##### Task material #####

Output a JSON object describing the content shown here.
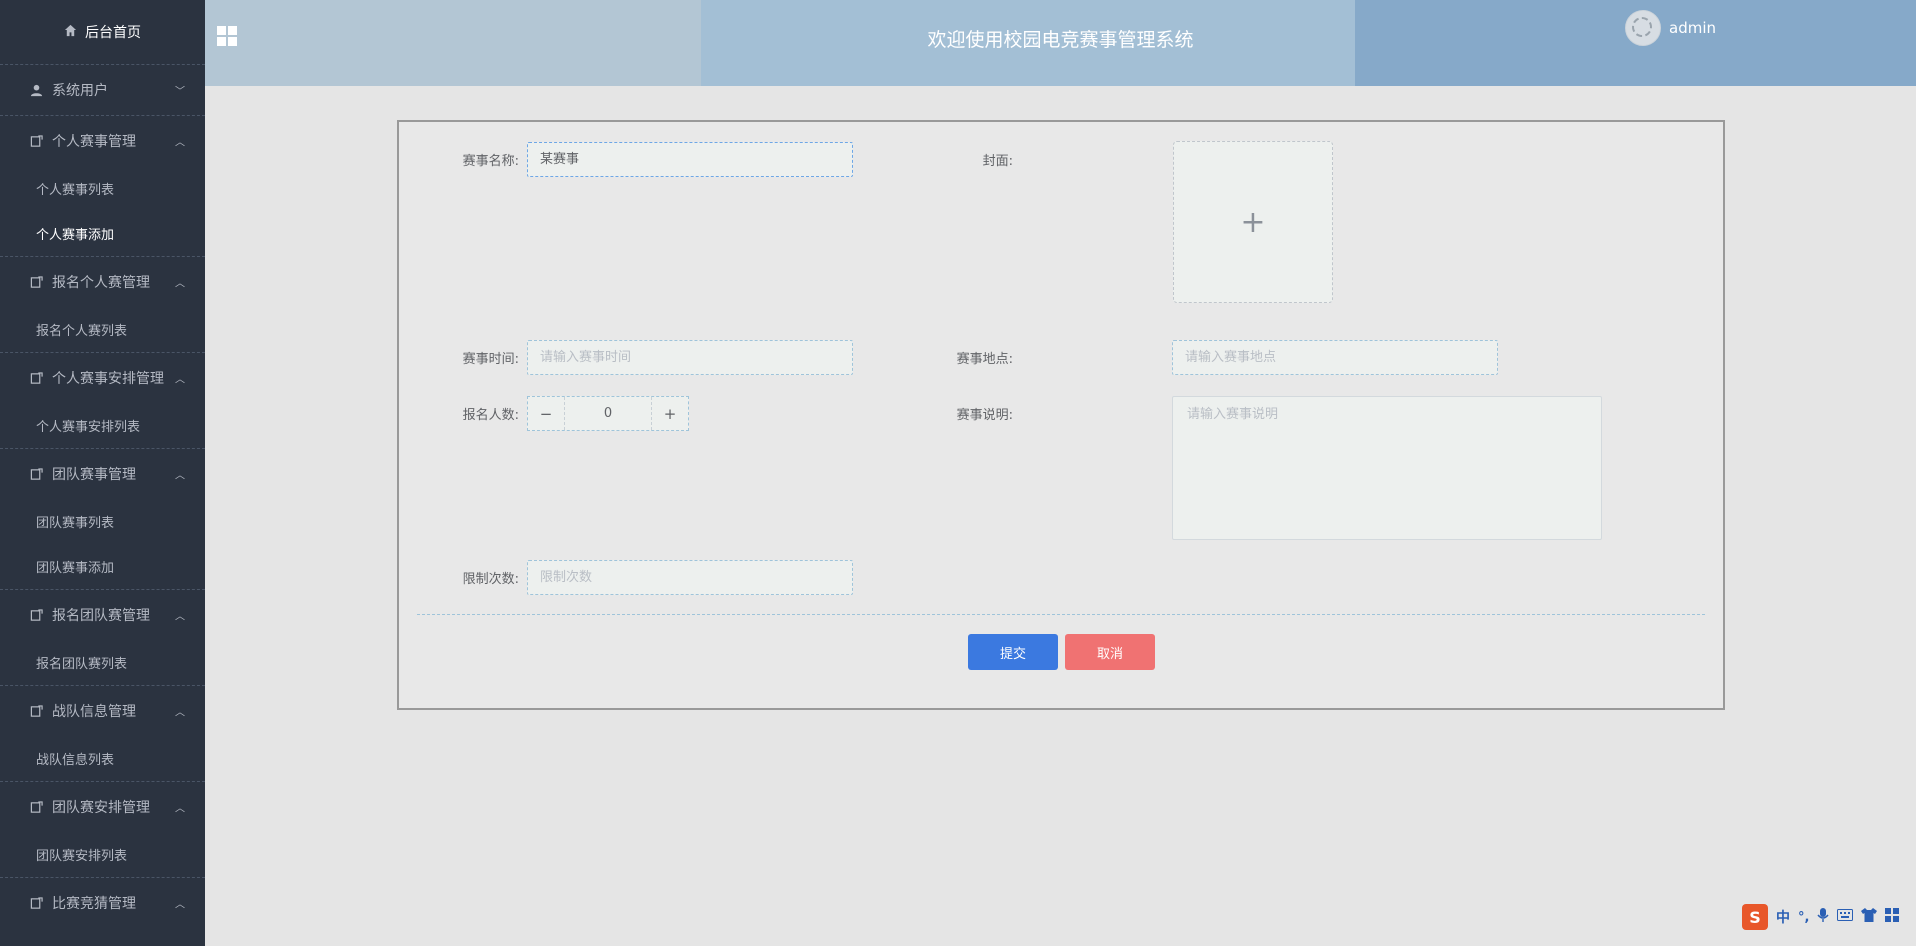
{
  "sidebar": {
    "home": "后台首页",
    "groups": [
      {
        "label": "系统用户",
        "expanded": false,
        "items": []
      },
      {
        "label": "个人赛事管理",
        "expanded": true,
        "items": [
          "个人赛事列表",
          "个人赛事添加"
        ]
      },
      {
        "label": "报名个人赛管理",
        "expanded": true,
        "items": [
          "报名个人赛列表"
        ]
      },
      {
        "label": "个人赛事安排管理",
        "expanded": true,
        "items": [
          "个人赛事安排列表"
        ]
      },
      {
        "label": "团队赛事管理",
        "expanded": true,
        "items": [
          "团队赛事列表",
          "团队赛事添加"
        ]
      },
      {
        "label": "报名团队赛管理",
        "expanded": true,
        "items": [
          "报名团队赛列表"
        ]
      },
      {
        "label": "战队信息管理",
        "expanded": true,
        "items": [
          "战队信息列表"
        ]
      },
      {
        "label": "团队赛安排管理",
        "expanded": true,
        "items": [
          "团队赛安排列表"
        ]
      },
      {
        "label": "比赛竞猜管理",
        "expanded": true,
        "items": []
      }
    ],
    "active_item": "个人赛事添加"
  },
  "header": {
    "title": "欢迎使用校园电竞赛事管理系统",
    "username": "admin"
  },
  "form": {
    "name_label": "赛事名称:",
    "name_value": "某赛事",
    "cover_label": "封面:",
    "cover_plus": "+",
    "time_label": "赛事时间:",
    "time_placeholder": "请输入赛事时间",
    "place_label": "赛事地点:",
    "place_placeholder": "请输入赛事地点",
    "count_label": "报名人数:",
    "count_value": "0",
    "count_minus": "−",
    "count_plus": "+",
    "desc_label": "赛事说明:",
    "desc_placeholder": "请输入赛事说明",
    "limit_label": "限制次数:",
    "limit_placeholder": "限制次数",
    "submit": "提交",
    "cancel": "取消"
  },
  "ime": {
    "logo": "S",
    "mode": "中"
  },
  "colors": {
    "sidebar_bg": "#2b3340",
    "submit": "#3b79e0",
    "cancel": "#f07272"
  }
}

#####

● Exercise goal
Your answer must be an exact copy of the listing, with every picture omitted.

● Problem solution
Output a JSON object describing the content shown here.
{
  "sidebar": {
    "home": "后台首页",
    "groups": [
      {
        "label": "系统用户",
        "expanded": false,
        "items": []
      },
      {
        "label": "个人赛事管理",
        "expanded": true,
        "items": [
          "个人赛事列表",
          "个人赛事添加"
        ]
      },
      {
        "label": "报名个人赛管理",
        "expanded": true,
        "items": [
          "报名个人赛列表"
        ]
      },
      {
        "label": "个人赛事安排管理",
        "expanded": true,
        "items": [
          "个人赛事安排列表"
        ]
      },
      {
        "label": "团队赛事管理",
        "expanded": true,
        "items": [
          "团队赛事列表",
          "团队赛事添加"
        ]
      },
      {
        "label": "报名团队赛管理",
        "expanded": true,
        "items": [
          "报名团队赛列表"
        ]
      },
      {
        "label": "战队信息管理",
        "expanded": true,
        "items": [
          "战队信息列表"
        ]
      },
      {
        "label": "团队赛安排管理",
        "expanded": true,
        "items": [
          "团队赛安排列表"
        ]
      },
      {
        "label": "比赛竞猜管理",
        "expanded": true,
        "items": []
      }
    ],
    "active_item": "个人赛事添加"
  },
  "header": {
    "title": "欢迎使用校园电竞赛事管理系统",
    "username": "admin"
  },
  "form": {
    "name_label": "赛事名称:",
    "name_value": "某赛事",
    "cover_label": "封面:",
    "cover_plus": "+",
    "time_label": "赛事时间:",
    "time_placeholder": "请输入赛事时间",
    "place_label": "赛事地点:",
    "place_placeholder": "请输入赛事地点",
    "count_label": "报名人数:",
    "count_value": "0",
    "count_minus": "−",
    "count_plus": "+",
    "desc_label": "赛事说明:",
    "desc_placeholder": "请输入赛事说明",
    "limit_label": "限制次数:",
    "limit_placeholder": "限制次数",
    "submit": "提交",
    "cancel": "取消"
  },
  "ime": {
    "logo": "S",
    "mode": "中"
  },
  "colors": {
    "sidebar_bg": "#2b3340",
    "submit": "#3b79e0",
    "cancel": "#f07272"
  }
}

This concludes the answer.